Where to stay You will find art deco chic at The Grand Hôtel du Midi (grandhoteldumidimontpellier.com; doubles from £77, room only) near the Place de la Comédie and the train station. The Hotel Arts Barcelona (hotelartsbarcelona.com; doubles from £189, room only) has 44 storeys of pure style, all overlooking Barcelona’s sandy beach. The rooftop spa zone and two-star Michelin restaurant are a knockout.
Getting thereBritish Airways (ba.com) flies from Gatwick and Heathrow to Barcelona from £40.72 one way. EasyJet (easyjet.com) flies from Gatwick and Luton to Montpellier from £29.49 one way.
Ljubljana to Zagreb
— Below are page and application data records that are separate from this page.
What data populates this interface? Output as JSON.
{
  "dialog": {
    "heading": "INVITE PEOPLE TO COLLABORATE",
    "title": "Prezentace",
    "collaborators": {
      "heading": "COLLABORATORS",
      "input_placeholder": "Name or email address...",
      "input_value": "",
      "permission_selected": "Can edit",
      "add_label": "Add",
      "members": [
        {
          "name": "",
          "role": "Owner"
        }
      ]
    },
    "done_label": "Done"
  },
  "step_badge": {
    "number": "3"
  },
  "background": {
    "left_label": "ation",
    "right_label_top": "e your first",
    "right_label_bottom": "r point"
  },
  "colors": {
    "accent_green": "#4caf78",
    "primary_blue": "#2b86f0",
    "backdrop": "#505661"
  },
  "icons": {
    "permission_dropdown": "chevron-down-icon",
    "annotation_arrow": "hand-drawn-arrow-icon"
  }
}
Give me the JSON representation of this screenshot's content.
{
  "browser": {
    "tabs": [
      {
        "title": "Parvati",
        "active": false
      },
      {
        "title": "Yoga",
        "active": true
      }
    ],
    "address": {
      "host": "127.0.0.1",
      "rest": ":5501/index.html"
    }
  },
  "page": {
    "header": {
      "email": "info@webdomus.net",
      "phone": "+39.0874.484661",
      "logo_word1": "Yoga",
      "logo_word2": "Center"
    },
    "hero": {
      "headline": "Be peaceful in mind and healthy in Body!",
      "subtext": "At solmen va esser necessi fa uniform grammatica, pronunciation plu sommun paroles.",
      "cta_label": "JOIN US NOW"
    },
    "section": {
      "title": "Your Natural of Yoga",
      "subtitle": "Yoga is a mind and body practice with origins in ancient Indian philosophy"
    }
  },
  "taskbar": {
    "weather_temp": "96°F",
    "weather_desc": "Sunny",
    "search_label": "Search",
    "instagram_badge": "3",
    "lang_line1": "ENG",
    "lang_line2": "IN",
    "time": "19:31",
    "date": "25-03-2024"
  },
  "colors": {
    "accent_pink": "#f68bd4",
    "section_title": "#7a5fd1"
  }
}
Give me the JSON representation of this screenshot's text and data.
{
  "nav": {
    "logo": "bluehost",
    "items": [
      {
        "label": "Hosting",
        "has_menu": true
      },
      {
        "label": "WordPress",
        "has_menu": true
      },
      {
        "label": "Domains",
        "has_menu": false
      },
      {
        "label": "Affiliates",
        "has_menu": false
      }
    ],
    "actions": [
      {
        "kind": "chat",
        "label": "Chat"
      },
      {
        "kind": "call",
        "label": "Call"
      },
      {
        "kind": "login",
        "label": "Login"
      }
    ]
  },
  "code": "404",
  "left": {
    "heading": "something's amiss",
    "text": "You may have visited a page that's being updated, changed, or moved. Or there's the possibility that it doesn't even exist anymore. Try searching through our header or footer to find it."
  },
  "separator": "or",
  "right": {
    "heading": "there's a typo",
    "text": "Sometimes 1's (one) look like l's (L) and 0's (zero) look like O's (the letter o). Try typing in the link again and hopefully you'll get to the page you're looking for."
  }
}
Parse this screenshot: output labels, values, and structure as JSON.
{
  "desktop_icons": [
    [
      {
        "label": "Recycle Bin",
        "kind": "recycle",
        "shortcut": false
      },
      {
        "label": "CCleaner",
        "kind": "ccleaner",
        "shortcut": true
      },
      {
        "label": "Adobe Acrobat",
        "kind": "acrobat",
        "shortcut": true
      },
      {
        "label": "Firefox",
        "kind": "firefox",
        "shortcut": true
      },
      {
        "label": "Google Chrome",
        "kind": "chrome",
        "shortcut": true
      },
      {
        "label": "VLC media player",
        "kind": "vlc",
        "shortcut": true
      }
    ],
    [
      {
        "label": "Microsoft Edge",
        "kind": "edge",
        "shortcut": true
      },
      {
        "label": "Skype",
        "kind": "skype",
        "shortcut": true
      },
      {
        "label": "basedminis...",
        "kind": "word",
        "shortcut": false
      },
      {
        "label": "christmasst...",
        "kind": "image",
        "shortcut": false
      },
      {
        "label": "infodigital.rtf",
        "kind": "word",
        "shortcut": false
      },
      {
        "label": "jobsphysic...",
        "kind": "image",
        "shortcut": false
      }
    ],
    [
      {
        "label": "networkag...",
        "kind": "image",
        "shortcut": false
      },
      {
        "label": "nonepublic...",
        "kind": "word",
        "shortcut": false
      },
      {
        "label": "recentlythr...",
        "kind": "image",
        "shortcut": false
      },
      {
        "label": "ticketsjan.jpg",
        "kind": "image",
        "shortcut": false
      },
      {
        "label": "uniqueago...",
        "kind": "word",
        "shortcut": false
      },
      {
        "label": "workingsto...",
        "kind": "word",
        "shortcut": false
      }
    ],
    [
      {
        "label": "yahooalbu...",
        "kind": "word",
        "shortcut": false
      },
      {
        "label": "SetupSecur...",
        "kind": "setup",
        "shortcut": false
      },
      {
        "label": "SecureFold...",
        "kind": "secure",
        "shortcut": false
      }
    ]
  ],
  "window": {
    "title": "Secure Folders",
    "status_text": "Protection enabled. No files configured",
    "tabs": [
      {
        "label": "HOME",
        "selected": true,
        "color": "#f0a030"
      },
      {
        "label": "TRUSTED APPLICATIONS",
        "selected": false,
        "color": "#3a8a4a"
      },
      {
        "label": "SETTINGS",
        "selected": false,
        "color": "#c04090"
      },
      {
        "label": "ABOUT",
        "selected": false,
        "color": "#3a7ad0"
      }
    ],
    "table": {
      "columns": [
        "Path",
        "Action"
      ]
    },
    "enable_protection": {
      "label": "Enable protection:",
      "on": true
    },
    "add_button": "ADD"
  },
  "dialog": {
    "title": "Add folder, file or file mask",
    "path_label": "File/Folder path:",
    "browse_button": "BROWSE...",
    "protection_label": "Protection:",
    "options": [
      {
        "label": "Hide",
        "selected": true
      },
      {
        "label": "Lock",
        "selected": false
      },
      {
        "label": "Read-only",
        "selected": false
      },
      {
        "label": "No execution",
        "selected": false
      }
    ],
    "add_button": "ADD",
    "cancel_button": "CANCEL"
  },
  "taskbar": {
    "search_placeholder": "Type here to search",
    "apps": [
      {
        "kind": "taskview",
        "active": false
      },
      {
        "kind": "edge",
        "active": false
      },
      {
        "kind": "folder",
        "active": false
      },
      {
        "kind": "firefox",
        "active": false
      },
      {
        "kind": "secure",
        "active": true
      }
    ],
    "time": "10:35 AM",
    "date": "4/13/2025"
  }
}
With no wi-fi, leather seats or complimentary cappuccinos, you don’t take this train for its amenities. However, the 2 hours and 15 minutes Ljubljana to Zagreb journey (slo-zeleznice.si; second class from £13) connects two former Austro-Hungarian cities that were in Yugoslavia and are well worth a visit. And because Croatia is now a Schengen member, rail travel between this naturally beautiful country and its EU neighbours is a passport-free cinch. In Ljubljana, the Slovenian capital, roam the grounds of the medieval Ljubljana Castle and climb the 95 steps of the 19th-century Outlook Tower for panoramic views of the city. Sip schnapps and chardonnay in the pavement cafés along the Ljubljanica River. The train departs from Ljubljana’s rococo central terminal and shuffles along the verdant banks of the River Sava to Zagreb, Croatia’s medieval capital, which is crammed with cultural curiosities and green spaces. You won’t miss Zagreb Cathedral, a 13th-century wonder whose twin towers rise to 354ft.
Where to stay In Ljubljana, stay at Hotel Cubo (hotelcubo.com; doubles from £91, room only), a short walk from the river and the railway station. Across from Zagreb station, the Esplanade Hotel (esplanade.hr; doubles from £103, room only), was built in 1925 to welcome passengers from the Orient Express. Previous guests include the unlikely duo of the Queen and the Brazilian football star Pelé.
Getting there Wizz Air (wizzair.com) flies from Luton to Ljubljana from £28.50 one way. British Airways (ba.com) flies from Heathrow to Zagreb from £80.81 one way.
Innsbruck to Venice